GIVEN ENTRIES:
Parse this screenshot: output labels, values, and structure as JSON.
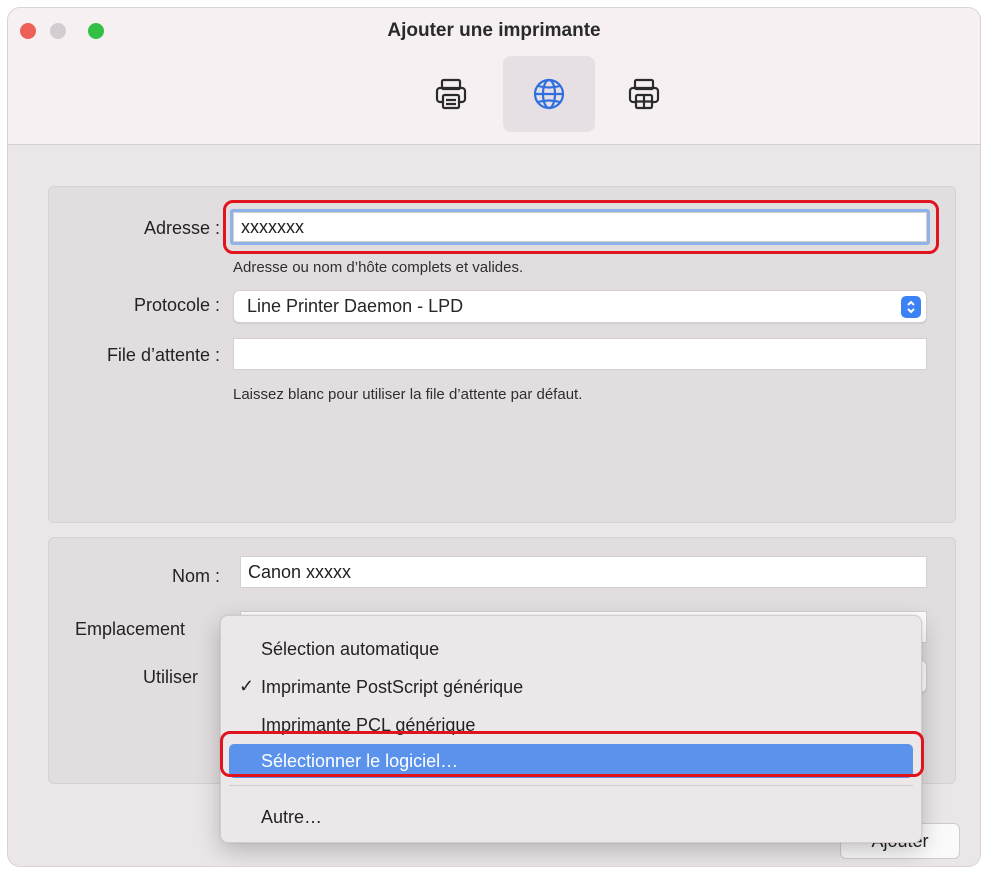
{
  "window": {
    "title": "Ajouter une imprimante"
  },
  "toolbar": {
    "buttons": [
      {
        "icon": "printer-icon",
        "selected": false
      },
      {
        "icon": "globe-icon",
        "selected": true
      },
      {
        "icon": "windows-printer-icon",
        "selected": false
      }
    ]
  },
  "form": {
    "address": {
      "label": "Adresse :",
      "value": "xxxxxxx",
      "hint": "Adresse ou nom d’hôte complets et valides."
    },
    "protocol": {
      "label": "Protocole :",
      "value": "Line Printer Daemon - LPD"
    },
    "queue": {
      "label": "File d’attente :",
      "value": "",
      "hint": "Laissez blanc pour utiliser la file d’attente par défaut."
    },
    "name": {
      "label": "Nom :",
      "value": "Canon xxxxx"
    },
    "location": {
      "label": "Emplacement",
      "value": ""
    },
    "use": {
      "label": "Utiliser",
      "value": ""
    }
  },
  "menu": {
    "items": [
      {
        "label": "Sélection automatique",
        "checked": false,
        "selected": false
      },
      {
        "label": "Imprimante PostScript générique",
        "checked": true,
        "selected": false
      },
      {
        "label": "Imprimante PCL générique",
        "checked": false,
        "selected": false
      },
      {
        "label": "Sélectionner le logiciel…",
        "checked": false,
        "selected": true
      },
      {
        "label": "Autre…",
        "checked": false,
        "selected": false
      }
    ],
    "check_glyph": "✓"
  },
  "add_button": {
    "label": "Ajouter"
  },
  "colors": {
    "accent": "#3b82f6",
    "menu_highlight": "#5b93ec",
    "annotation_red": "#e0141c"
  }
}
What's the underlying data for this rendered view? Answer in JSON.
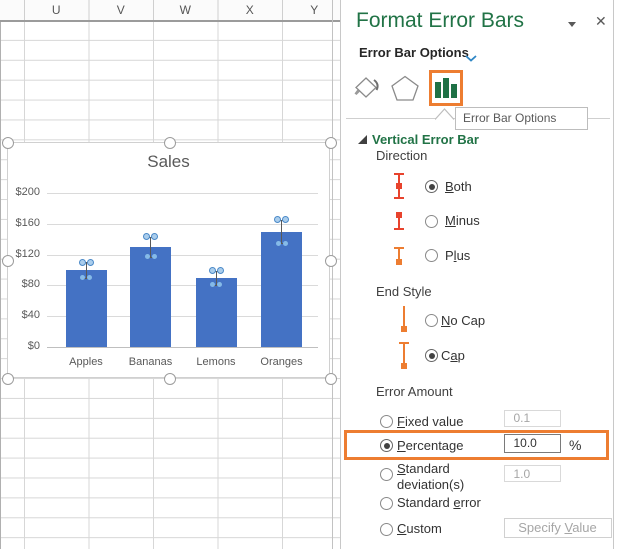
{
  "sheet": {
    "columns": [
      "U",
      "V",
      "W",
      "X",
      "Y"
    ]
  },
  "panel": {
    "title": "Format Error Bars",
    "close_glyph": "✕",
    "heading": "Error Bar Options",
    "tabs_tooltip": "Error Bar Options",
    "section_title": "Vertical Error Bar",
    "direction": {
      "label": "Direction",
      "options": [
        {
          "label": "Both",
          "accel": "B",
          "selected": true,
          "icon": "error-bar-both-icon"
        },
        {
          "label": "Minus",
          "accel": "M",
          "selected": false,
          "icon": "error-bar-minus-icon"
        },
        {
          "label": "Plus",
          "accel": "l",
          "selected": false,
          "icon": "error-bar-plus-icon"
        }
      ]
    },
    "end_style": {
      "label": "End Style",
      "options": [
        {
          "label": "No Cap",
          "accel": "N",
          "selected": false,
          "icon": "no-cap-icon"
        },
        {
          "label": "Cap",
          "accel": "a",
          "selected": true,
          "icon": "cap-icon"
        }
      ]
    },
    "error_amount": {
      "label": "Error Amount",
      "options": [
        {
          "label": "Fixed value",
          "accel": "F",
          "selected": false,
          "field": "0.1"
        },
        {
          "label": "Percentage",
          "accel": "P",
          "selected": true,
          "field": "10.0",
          "suffix": "%",
          "highlighted": true
        },
        {
          "label": "Standard deviation(s)",
          "accel": "S",
          "selected": false,
          "field": "1.0"
        },
        {
          "label": "Standard error",
          "accel": "e",
          "selected": false
        },
        {
          "label": "Custom",
          "accel": "C",
          "selected": false,
          "button": {
            "label": "Specify Value",
            "accel": "V"
          }
        }
      ]
    }
  },
  "chart_data": {
    "type": "bar",
    "title": "Sales",
    "categories": [
      "Apples",
      "Bananas",
      "Lemons",
      "Oranges"
    ],
    "values": [
      100,
      130,
      90,
      150
    ],
    "bar_color": "#4472C4",
    "error_bars": {
      "type": "percentage",
      "value": 10
    },
    "ylim": [
      0,
      200
    ],
    "yticks": [
      0,
      40,
      80,
      120,
      160,
      200
    ],
    "ytick_labels": [
      "$0",
      "$40",
      "$80",
      "$120",
      "$160",
      "$200"
    ],
    "grid": true,
    "legend": "none",
    "selected": true
  },
  "colors": {
    "accent_green": "#217346",
    "icon_red": "#E8432D",
    "icon_orange": "#ED7D31",
    "highlight_orange": "#ED7D31",
    "bar_blue": "#4472C4",
    "icon_bar_green": "#1E7145"
  }
}
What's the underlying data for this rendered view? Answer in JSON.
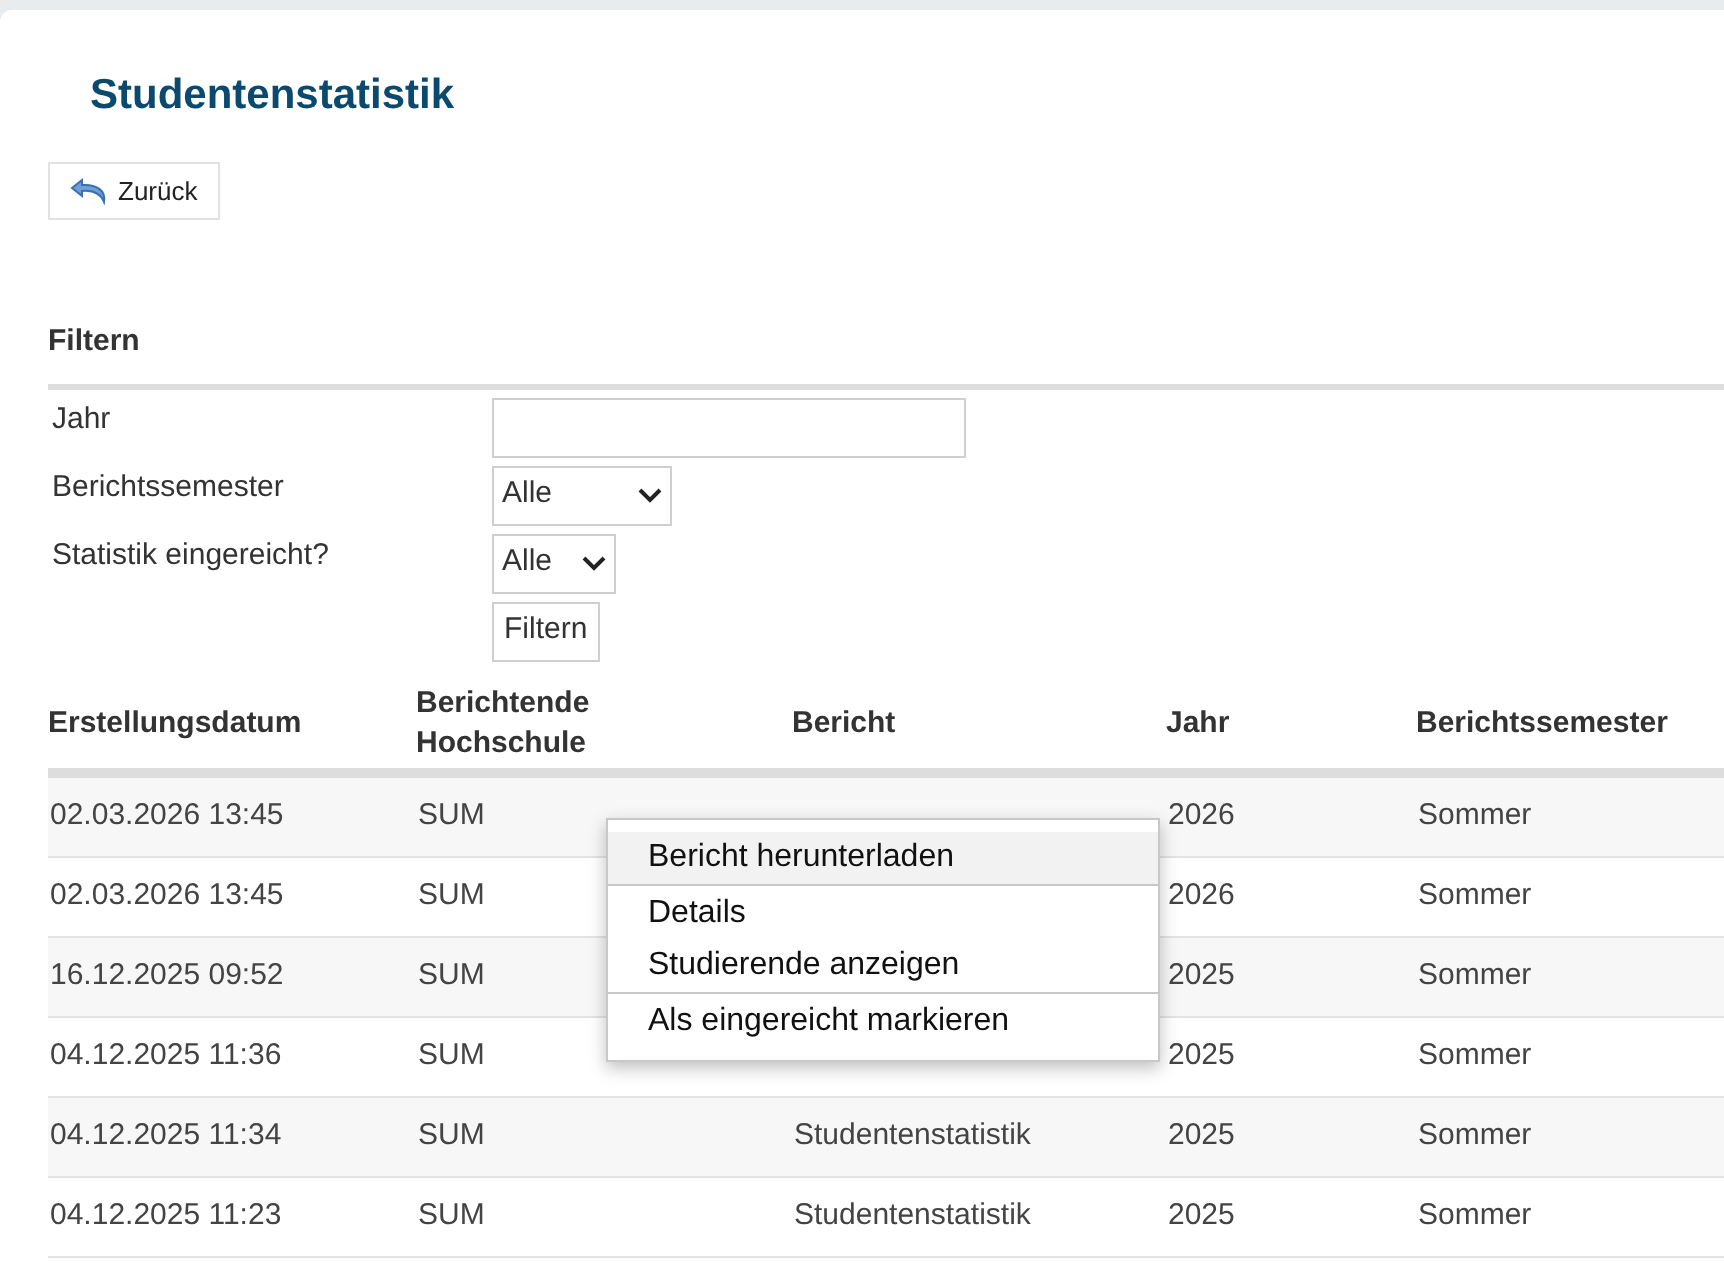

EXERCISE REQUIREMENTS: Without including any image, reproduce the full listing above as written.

TASK ANSWER:
Parse this screenshot: output labels, values, and structure as JSON.
{
  "window": {
    "title": "Ajouter une imprimante"
  },
  "toolbar": {
    "buttons": [
      {
        "icon": "printer-icon",
        "selected": false
      },
      {
        "icon": "globe-icon",
        "selected": true
      },
      {
        "icon": "windows-printer-icon",
        "selected": false
      }
    ]
  },
  "form": {
    "address": {
      "label": "Adresse :",
      "value": "xxxxxxx",
      "hint": "Adresse ou nom d’hôte complets et valides."
    },
    "protocol": {
      "label": "Protocole :",
      "value": "Line Printer Daemon - LPD"
    },
    "queue": {
      "label": "File d’attente :",
      "value": "",
      "hint": "Laissez blanc pour utiliser la file d’attente par défaut."
    },
    "name": {
      "label": "Nom :",
      "value": "Canon xxxxx"
    },
    "location": {
      "label": "Emplacement",
      "value": ""
    },
    "use": {
      "label": "Utiliser",
      "value": ""
    }
  },
  "menu": {
    "items": [
      {
        "label": "Sélection automatique",
        "checked": false,
        "selected": false
      },
      {
        "label": "Imprimante PostScript générique",
        "checked": true,
        "selected": false
      },
      {
        "label": "Imprimante PCL générique",
        "checked": false,
        "selected": false
      },
      {
        "label": "Sélectionner le logiciel…",
        "checked": false,
        "selected": true
      },
      {
        "label": "Autre…",
        "checked": false,
        "selected": false
      }
    ],
    "check_glyph": "✓"
  },
  "add_button": {
    "label": "Ajouter"
  },
  "colors": {
    "accent": "#3b82f6",
    "menu_highlight": "#5b93ec",
    "annotation_red": "#e0141c"
  }
}
What's the underlying data for this rendered view? Answer in JSON.
{
  "sheet": {
    "columns": [
      "U",
      "V",
      "W",
      "X",
      "Y"
    ]
  },
  "panel": {
    "title": "Format Error Bars",
    "close_glyph": "✕",
    "heading": "Error Bar Options",
    "tabs_tooltip": "Error Bar Options",
    "section_title": "Vertical Error Bar",
    "direction": {
      "label": "Direction",
      "options": [
        {
          "label": "Both",
          "accel": "B",
          "selected": true,
          "icon": "error-bar-both-icon"
        },
        {
          "label": "Minus",
          "accel": "M",
          "selected": false,
          "icon": "error-bar-minus-icon"
        },
        {
          "label": "Plus",
          "accel": "l",
          "selected": false,
          "icon": "error-bar-plus-icon"
        }
      ]
    },
    "end_style": {
      "label": "End Style",
      "options": [
        {
          "label": "No Cap",
          "accel": "N",
          "selected": false,
          "icon": "no-cap-icon"
        },
        {
          "label": "Cap",
          "accel": "a",
          "selected": true,
          "icon": "cap-icon"
        }
      ]
    },
    "error_amount": {
      "label": "Error Amount",
      "options": [
        {
          "label": "Fixed value",
          "accel": "F",
          "selected": false,
          "field": "0.1"
        },
        {
          "label": "Percentage",
          "accel": "P",
          "selected": true,
          "field": "10.0",
          "suffix": "%",
          "highlighted": true
        },
        {
          "label": "Standard deviation(s)",
          "accel": "S",
          "selected": false,
          "field": "1.0"
        },
        {
          "label": "Standard error",
          "accel": "e",
          "selected": false
        },
        {
          "label": "Custom",
          "accel": "C",
          "selected": false,
          "button": {
            "label": "Specify Value",
            "accel": "V"
          }
        }
      ]
    }
  },
  "chart_data": {
    "type": "bar",
    "title": "Sales",
    "categories": [
      "Apples",
      "Bananas",
      "Lemons",
      "Oranges"
    ],
    "values": [
      100,
      130,
      90,
      150
    ],
    "bar_color": "#4472C4",
    "error_bars": {
      "type": "percentage",
      "value": 10
    },
    "ylim": [
      0,
      200
    ],
    "yticks": [
      0,
      40,
      80,
      120,
      160,
      200
    ],
    "ytick_labels": [
      "$0",
      "$40",
      "$80",
      "$120",
      "$160",
      "$200"
    ],
    "grid": true,
    "legend": "none",
    "selected": true
  },
  "colors": {
    "accent_green": "#217346",
    "icon_red": "#E8432D",
    "icon_orange": "#ED7D31",
    "highlight_orange": "#ED7D31",
    "bar_blue": "#4472C4",
    "icon_bar_green": "#1E7145"
  }
}
What's the underlying data for this rendered view? Answer in JSON.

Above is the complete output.